Nobody’s purrrrfect, but Chris Pratt trying to give away his cat on Twitter is far from ideal. After a recent tweet asking folks to eliminate one of Hollywood’s Chrises (Hemsworth, Pratt, Pine and Evans) went viral, an old story about Pratt resurfaced, recounting when he tried to give away his aging cat online.
“[U]nless one of them other than Chris Pratt once gave away an old cat because it was too much trouble to take of, he’s definitely the one who’s canceled,” Twitter user Shauna wrote, alongside a link to a 2011 Gawker article titled “Anna Faris’ Husband Gave Their Cat Away on Twitter.”
“I’ve loathed him ever since that story went public almost a decade ago (plus his s**tty attitude when he was called out on it),” Shauna added when replying to another user. “[T]hat poor cat must have been heartbroken.”
The iPhone launch is, without question, the most important public event for Apple every year. That’s true not just in terms of the effect the product has on the company’s bottom line, but in terms of the overall attention and media coverage as well. Apple has gotten very good at these events, and, even during a pandemic, has managed to produce them far better than most other tech companies.
That’s important because the way Apple decides to spend its time says everything about what it thinks is important. The choices it makes in terms of what additional products to include, how to present them, and even who takes the stage are carefully considered and orchestrated in a way that most other tech companies haven’t mastered.

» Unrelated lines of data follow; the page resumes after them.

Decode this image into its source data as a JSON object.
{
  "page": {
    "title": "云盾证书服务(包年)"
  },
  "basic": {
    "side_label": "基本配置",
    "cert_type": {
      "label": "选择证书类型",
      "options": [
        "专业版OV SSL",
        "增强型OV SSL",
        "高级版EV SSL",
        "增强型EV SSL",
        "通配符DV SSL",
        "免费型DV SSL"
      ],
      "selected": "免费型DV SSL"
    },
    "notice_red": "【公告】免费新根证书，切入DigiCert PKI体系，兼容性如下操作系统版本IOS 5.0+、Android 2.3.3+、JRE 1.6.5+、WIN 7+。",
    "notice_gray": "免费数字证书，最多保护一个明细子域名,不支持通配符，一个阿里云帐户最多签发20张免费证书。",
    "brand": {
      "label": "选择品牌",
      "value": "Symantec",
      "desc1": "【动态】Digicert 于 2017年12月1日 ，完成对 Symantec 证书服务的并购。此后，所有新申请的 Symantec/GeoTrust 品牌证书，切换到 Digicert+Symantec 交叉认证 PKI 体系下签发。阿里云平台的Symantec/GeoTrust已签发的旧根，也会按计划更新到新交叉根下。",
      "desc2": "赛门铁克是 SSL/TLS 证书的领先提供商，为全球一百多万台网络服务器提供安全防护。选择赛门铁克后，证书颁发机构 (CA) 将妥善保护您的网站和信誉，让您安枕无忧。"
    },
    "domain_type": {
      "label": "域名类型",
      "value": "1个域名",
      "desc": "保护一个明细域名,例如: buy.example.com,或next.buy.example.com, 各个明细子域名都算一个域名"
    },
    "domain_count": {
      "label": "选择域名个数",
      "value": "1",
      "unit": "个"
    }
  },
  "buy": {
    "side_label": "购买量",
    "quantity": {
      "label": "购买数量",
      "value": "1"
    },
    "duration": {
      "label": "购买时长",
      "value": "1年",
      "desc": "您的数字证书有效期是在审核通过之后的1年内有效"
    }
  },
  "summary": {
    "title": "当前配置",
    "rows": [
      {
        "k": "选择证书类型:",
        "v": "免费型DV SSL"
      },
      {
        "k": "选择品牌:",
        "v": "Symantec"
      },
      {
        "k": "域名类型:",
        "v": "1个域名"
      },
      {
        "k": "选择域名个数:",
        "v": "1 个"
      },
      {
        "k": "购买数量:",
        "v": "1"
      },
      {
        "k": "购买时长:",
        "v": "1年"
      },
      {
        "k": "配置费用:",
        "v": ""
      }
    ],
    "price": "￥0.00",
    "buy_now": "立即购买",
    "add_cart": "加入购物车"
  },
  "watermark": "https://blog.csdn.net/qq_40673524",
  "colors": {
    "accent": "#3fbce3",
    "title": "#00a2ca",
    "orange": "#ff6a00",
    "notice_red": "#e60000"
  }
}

That’s why it’s so confusing to me that they had such a strange moment during the iPhone 12 launch this week. You couldn’t have missed